----- Records provided

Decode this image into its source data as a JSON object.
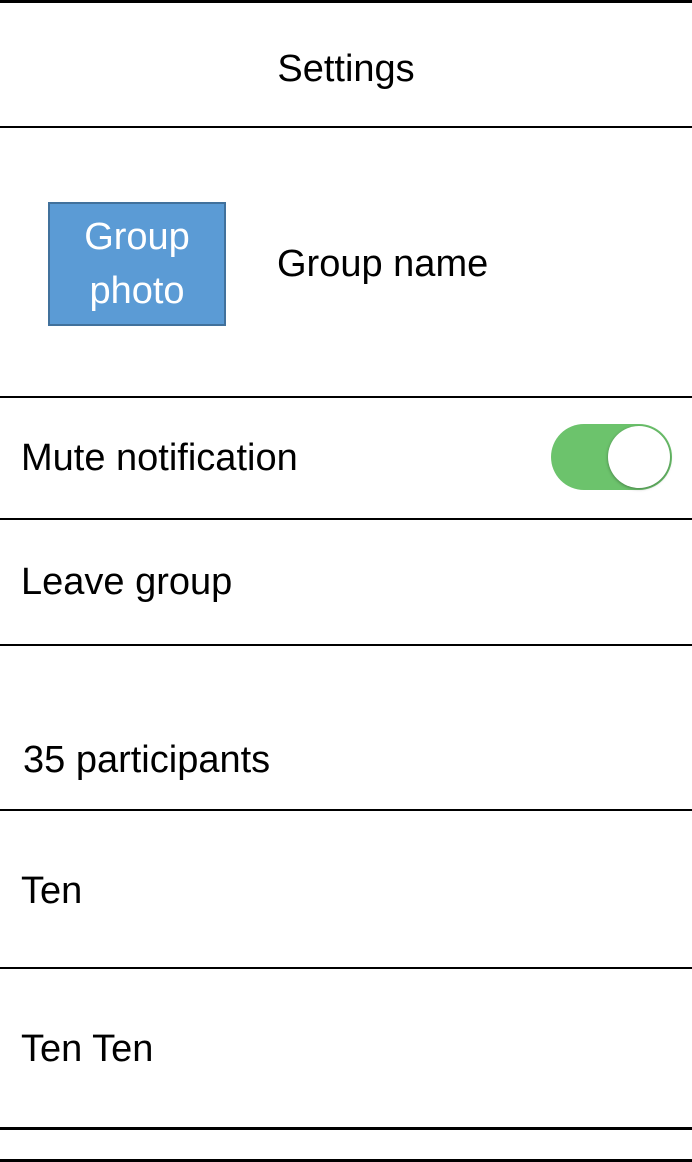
{
  "header": {
    "title": "Settings"
  },
  "group": {
    "photo_label": "Group photo",
    "name": "Group name"
  },
  "settings": {
    "mute_label": "Mute notification",
    "mute_on": true,
    "leave_label": "Leave group"
  },
  "participants": {
    "count_label": "35 participants",
    "items": [
      {
        "name": "Ten"
      },
      {
        "name": "Ten Ten"
      }
    ]
  },
  "colors": {
    "photo_fill": "#5b9bd5",
    "photo_border": "#41719c",
    "toggle_on": "#6cc36c",
    "border": "#000000"
  }
}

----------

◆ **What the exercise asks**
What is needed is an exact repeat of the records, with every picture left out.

◆ **Finished exercise**
Decode this image into its source data as a JSON object.
{
  "header": {
    "title": "Settings"
  },
  "group": {
    "photo_label": "Group photo",
    "name": "Group name"
  },
  "settings": {
    "mute_label": "Mute notification",
    "mute_on": true,
    "leave_label": "Leave group"
  },
  "participants": {
    "count_label": "35 participants",
    "items": [
      {
        "name": "Ten"
      },
      {
        "name": "Ten Ten"
      }
    ]
  },
  "colors": {
    "photo_fill": "#5b9bd5",
    "photo_border": "#41719c",
    "toggle_on": "#6cc36c",
    "border": "#000000"
  }
}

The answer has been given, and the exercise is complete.